On Your Side
Saving lives with 'Hands Only' CPR
A local man saves another man's life using a new form of CPR. Now this technique is being taught throughout southeast Wisconsin. Video by 620wtmj.comvideo
MILWAUKEE - Nearly 400,000 cardiac arrests happen outside of hospitals. That means you may have to be the first responder, like Dustin Blackburn was.
Blackburn is a tennis instructor at Lake Country Racquet and Athletic Club, but about a year ago it was a totally different story--when a man at the club fell to the ground.
"I kind of assessed the scene, and saw that he didn't have a pulse," he recalls.
Blackburn had recently learned compression-only CPR.
"Once I got there, it just kinda became instinct, and then from then on I just kinda helped him out by doing the CPR, and some other people came to aid," Blackburn says.
Dr. Tom Aufderheide with Froedtert & The Medical College of Wisconsin wants to see more people get trained in CPR like Blackburn did. He says it's very effective, even without the mouth to mouth component--which can be intimidating to some people.
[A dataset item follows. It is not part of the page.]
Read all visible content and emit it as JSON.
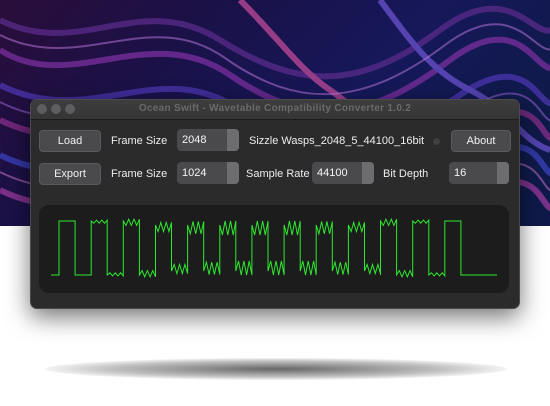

Dr. Aufderheide assures, "You can't do anything that will hurt the person, and doing something in a cardiac arrest is infinitely better than doing nothing."
So he designed new 'hands-only' CPR training kits for the American Heart Association. 1,000 kits will be distributed across Milwaukee--with a focus on high-risk neighborhoods. Mayor Tom Barrett explains, "Neighborhoods where there's not a lot of health professionals. And because it is so easy to learn, just taking that 20 minutes to get trained to do it, I think will ultimately save lives."
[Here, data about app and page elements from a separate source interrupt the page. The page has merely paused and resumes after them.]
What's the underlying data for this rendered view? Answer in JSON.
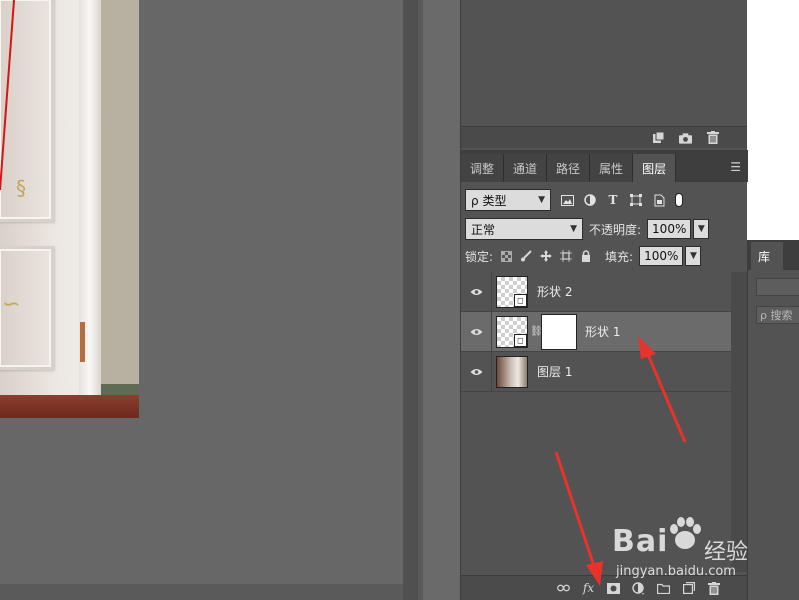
{
  "upper_panel": {
    "footer_icons": [
      "new-snapshot-icon",
      "camera-icon",
      "trash-icon"
    ]
  },
  "layers_panel": {
    "tabs": [
      {
        "label": "调整"
      },
      {
        "label": "通道"
      },
      {
        "label": "路径"
      },
      {
        "label": "属性"
      },
      {
        "label": "图层"
      }
    ],
    "active_tab": "图层",
    "filter": {
      "search_symbol": "ρ",
      "kind_label": "类型"
    },
    "blend_mode": "正常",
    "opacity_label": "不透明度:",
    "opacity_value": "100%",
    "lock_label": "锁定:",
    "fill_label": "填充:",
    "fill_value": "100%",
    "layers": [
      {
        "name": "形状 2",
        "visible": true,
        "selected": false,
        "type": "shape"
      },
      {
        "name": "形状 1",
        "visible": true,
        "selected": true,
        "type": "shape-with-mask"
      },
      {
        "name": "图层 1",
        "visible": true,
        "selected": false,
        "type": "pixel"
      }
    ],
    "footer_icons": [
      "link-layers-icon",
      "fx-icon",
      "add-mask-icon",
      "adjustment-layer-icon",
      "folder-icon",
      "new-layer-icon",
      "trash-icon"
    ],
    "fx_label": "fx"
  },
  "library_panel": {
    "tab_label": "库",
    "search_placeholder": "ρ 搜索"
  },
  "watermark": {
    "brand": "Bai",
    "brand_suffix": "经验",
    "url": "jingyan.baidu.com"
  },
  "colors": {
    "annotation_arrow": "#e8322b",
    "panel_bg": "#535353",
    "selected_row": "#6b6b6b"
  }
}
At a press conference Tuesday, Milwaukee firefighters demonstrated how to push hard and fast in the center of the chest, to the beat of the Bee Gee's song 'Stayin' Alive'. Blackburn's thankful he knew that technique, and hopes this new initative helps save other lives. "I think it's important just to have the information,"
The idea is that once a person gets trained on the new CPR kit, they pass the kit on to someone else, so it creates a ripple effect across the community.
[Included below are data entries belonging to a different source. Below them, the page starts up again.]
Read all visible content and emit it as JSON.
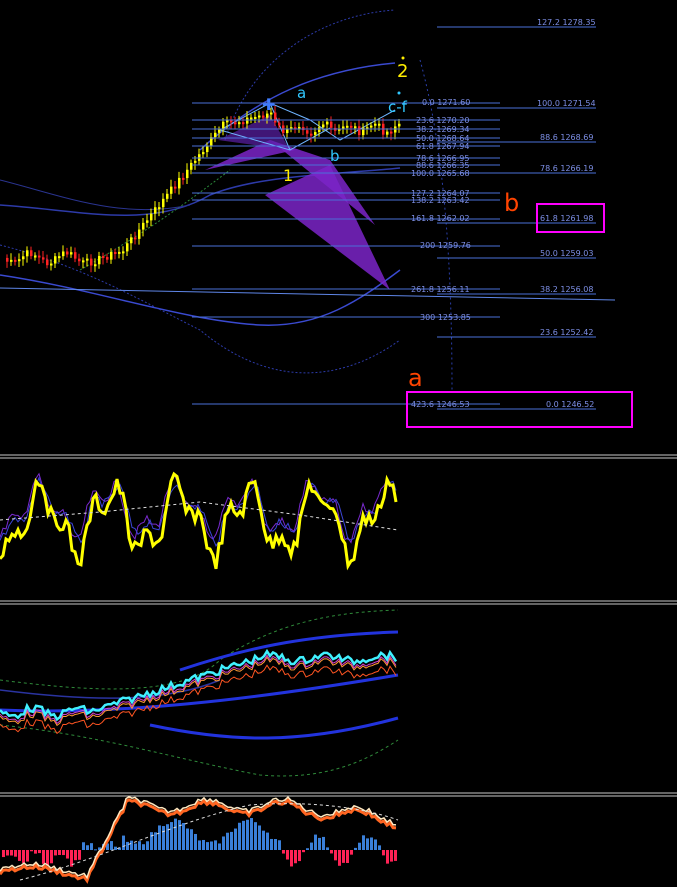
{
  "colors": {
    "background": "#000000",
    "fib_line": "#4a6fd8",
    "fib_text": "#7d8fe6",
    "bull_candle": "#ffff00",
    "bear_candle": "#ff2222",
    "highlight_box": "#ff00ff",
    "wave_orange": "#ff4400",
    "wave_yellow": "#ffee00",
    "wave_cyan": "#30c8ff",
    "triangle": "#7b25c8",
    "separator": "#c8c8c8",
    "osc_yellow": "#ffff00",
    "osc_cyan": "#40f0ff",
    "macd_blue": "#3a7fd8",
    "macd_red": "#ff2255",
    "ma_blue": "#2233dd"
  },
  "waves": {
    "big_a": "a",
    "big_b": "b",
    "label_2": "2",
    "label_1": "1",
    "small_a": "a",
    "small_b": "b",
    "cf": "c-f"
  },
  "fib_left": [
    {
      "label": "0.0 1271.60"
    },
    {
      "label": "23.6 1270.20"
    },
    {
      "label": "38.2 1269.34"
    },
    {
      "label": "50.0 1268.64"
    },
    {
      "label": "61.8 1267.94"
    },
    {
      "label": "78.6 1266.95"
    },
    {
      "label": "88.6 1266.35"
    },
    {
      "label": "100.0 1265.68"
    },
    {
      "label": "127.2 1264.07"
    },
    {
      "label": "138.2 1263.42"
    },
    {
      "label": "161.8 1262.02"
    },
    {
      "label": "200 1259.76"
    },
    {
      "label": "261.8 1256.11"
    },
    {
      "label": "300 1253.85"
    },
    {
      "label": "423.6 1246.53"
    }
  ],
  "fib_right": [
    {
      "label": "127.2 1278.35"
    },
    {
      "label": "100.0 1271.54"
    },
    {
      "label": "88.6 1268.69"
    },
    {
      "label": "78.6 1266.19"
    },
    {
      "label": "61.8 1261.98"
    },
    {
      "label": "50.0 1259.03"
    },
    {
      "label": "38.2 1256.08"
    },
    {
      "label": "23.6 1252.42"
    },
    {
      "label": "0.0 1246.52"
    }
  ]
}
There will be public training sessions at city hall, and at several libraries over the next few months. Here's a link to more information.